■ WORK REQUEST: Search the records for "true". Report every line where it occurs.

○ ○ ○ ○ ○ ○ ○

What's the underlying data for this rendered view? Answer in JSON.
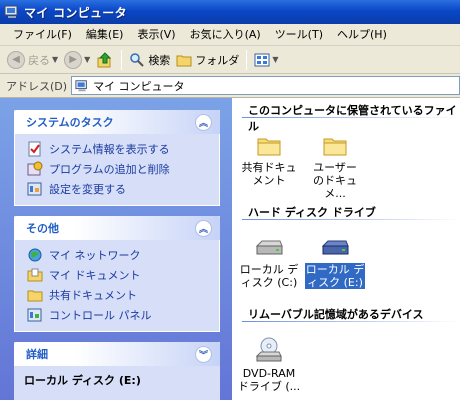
{
  "window": {
    "title": "マイ コンピュータ"
  },
  "menu": [
    "ファイル(F)",
    "編集(E)",
    "表示(V)",
    "お気に入り(A)",
    "ツール(T)",
    "ヘルプ(H)"
  ],
  "toolbar": {
    "back": "戻る",
    "search": "検索",
    "folders": "フォルダ"
  },
  "address": {
    "label": "アドレス(D)",
    "value": "マイ コンピュータ"
  },
  "left": {
    "system_tasks": {
      "title": "システムのタスク",
      "items": [
        "システム情報を表示する",
        "プログラムの追加と削除",
        "設定を変更する"
      ]
    },
    "other": {
      "title": "その他",
      "items": [
        "マイ ネットワーク",
        "マイ ドキュメント",
        "共有ドキュメント",
        "コントロール パネル"
      ]
    },
    "details": {
      "title": "詳細",
      "value": "ローカル ディスク (E:)"
    }
  },
  "right": {
    "groups": [
      {
        "title": "このコンピュータに保管されているファイル",
        "items": [
          {
            "line1": "共有ドキュ",
            "line2": "メント"
          },
          {
            "line1": "ユーザー",
            "line2": "のドキュメ..."
          }
        ]
      },
      {
        "title": "ハード ディスク ドライブ",
        "items": [
          {
            "line1": "ローカル デ",
            "line2": "ィスク (C:)"
          },
          {
            "line1": "ローカル デ",
            "line2": "ィスク (E:)",
            "selected": true
          }
        ]
      },
      {
        "title": "リムーバブル記憶域があるデバイス",
        "items": [
          {
            "line1": "DVD-RAM",
            "line2": "ドライブ (..."
          }
        ]
      }
    ]
  },
  "colors": {
    "titlebar": "#0a47c7",
    "taskpane": "#6375d6",
    "link": "#215dc6",
    "selection": "#316ac5"
  }
}
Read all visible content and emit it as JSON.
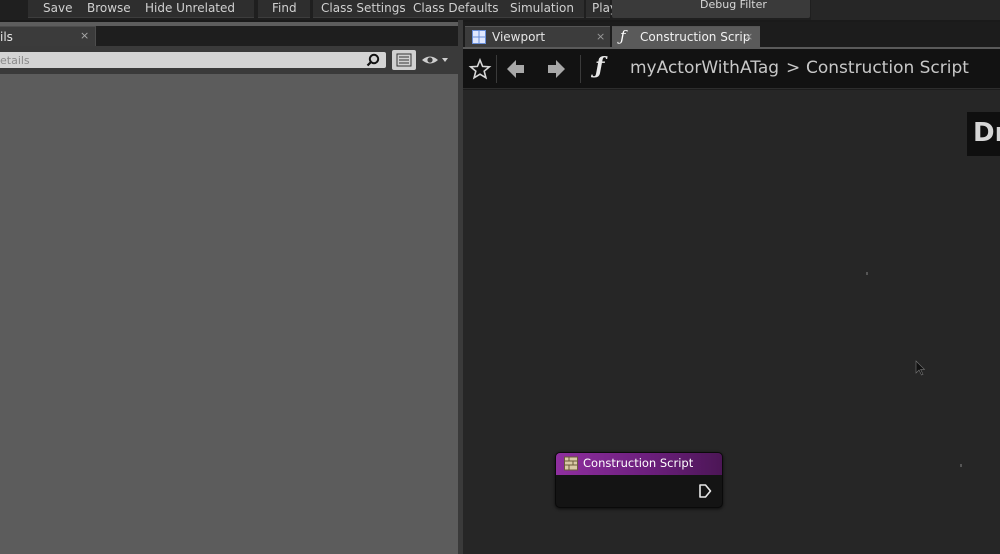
{
  "toolbar": {
    "items": [
      "Save",
      "Browse",
      "Hide Unrelated",
      "Find",
      "Class Settings",
      "Class Defaults",
      "Simulation",
      "Play"
    ],
    "debug_filter": "Debug Filter"
  },
  "details": {
    "tab_label": "ils",
    "tab_close": "×",
    "search_placeholder": "etails",
    "icons": [
      "search-icon",
      "list-view-icon",
      "eye-icon"
    ]
  },
  "editor": {
    "tabs": [
      {
        "label": "Viewport",
        "close": "×",
        "icon": "viewport-icon"
      },
      {
        "label": "Construction Scrip",
        "close": "×",
        "icon": "function-icon"
      }
    ],
    "nav_icons": [
      "star-icon",
      "back-arrow-icon",
      "forward-arrow-icon",
      "function-icon"
    ],
    "breadcrumb": {
      "parent": "myActorWithATag",
      "separator": ">",
      "current": "Construction Script"
    },
    "graph_label": "Dr",
    "node": {
      "title": "Construction Script",
      "header_color": "#7a2a8c"
    }
  },
  "colors": {
    "graph_bg": "#262626",
    "details_bg": "#5c5c5c",
    "node_header": "#8f2f9f"
  }
}
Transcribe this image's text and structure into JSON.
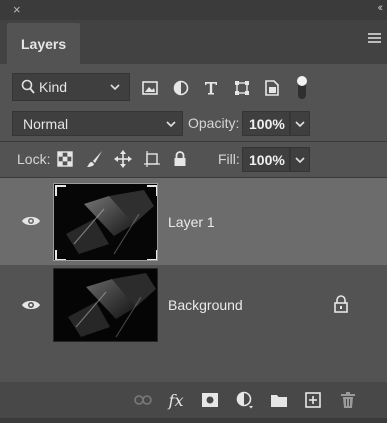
{
  "window": {
    "close_glyph": "×",
    "collapse_glyph": "‹‹"
  },
  "panel": {
    "tab_label": "Layers"
  },
  "filter": {
    "kind_label": "Kind",
    "icons": [
      "pixel-filter-icon",
      "adjustment-filter-icon",
      "type-filter-icon",
      "shape-filter-icon",
      "smart-object-filter-icon",
      "filter-toggle-icon"
    ]
  },
  "blend": {
    "mode": "Normal",
    "opacity_label": "Opacity:",
    "opacity_value": "100%"
  },
  "lock": {
    "label": "Lock:",
    "icons": [
      "lock-transparent-pixels-icon",
      "lock-image-pixels-icon",
      "lock-position-icon",
      "lock-artboard-icon",
      "lock-all-icon"
    ],
    "fill_label": "Fill:",
    "fill_value": "100%"
  },
  "layers": [
    {
      "name": "Layer 1",
      "visible": true,
      "selected": true,
      "locked": false
    },
    {
      "name": "Background",
      "visible": true,
      "selected": false,
      "locked": true
    }
  ],
  "footer": {
    "icons": [
      "link-layers-icon",
      "fx-icon",
      "add-mask-icon",
      "new-adjustment-icon",
      "new-group-icon",
      "new-layer-icon",
      "delete-layer-icon"
    ],
    "fx_label": "fx"
  },
  "colors": {
    "panel_bg": "#535353",
    "selected_row": "#6c6c6c",
    "field_bg": "#3f3f3f"
  }
}
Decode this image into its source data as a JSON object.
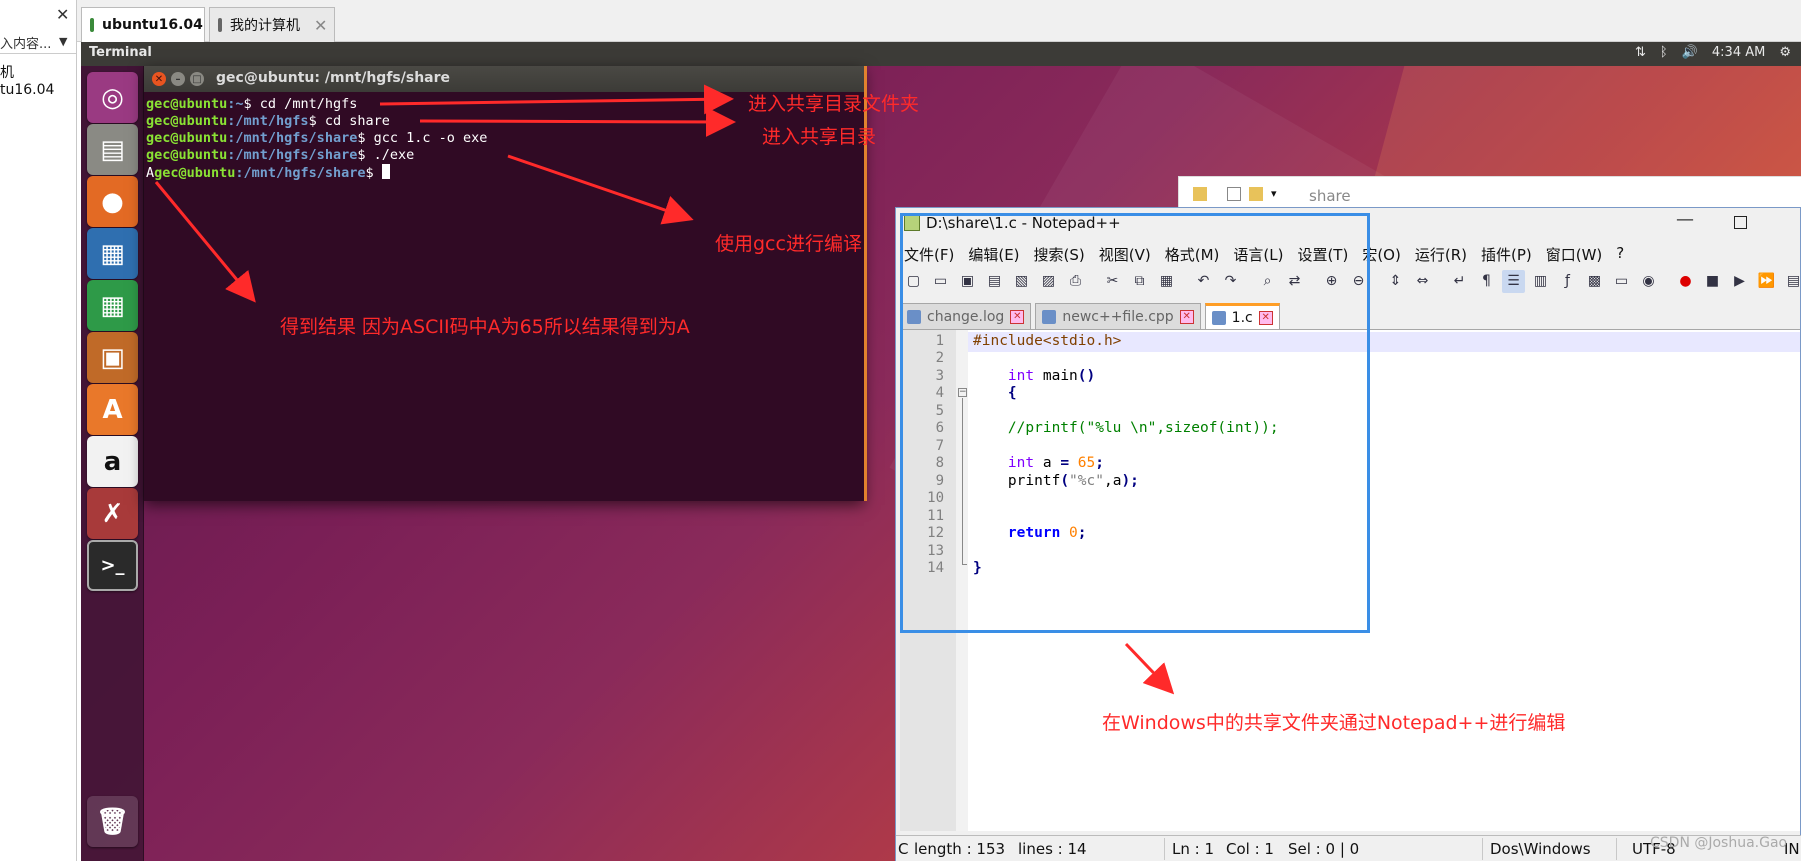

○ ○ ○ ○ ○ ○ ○

■ TASK OUTPUT:
            "selected": true
      "visible": true,
      "selected": true,
      "visible": true,
      "locked": true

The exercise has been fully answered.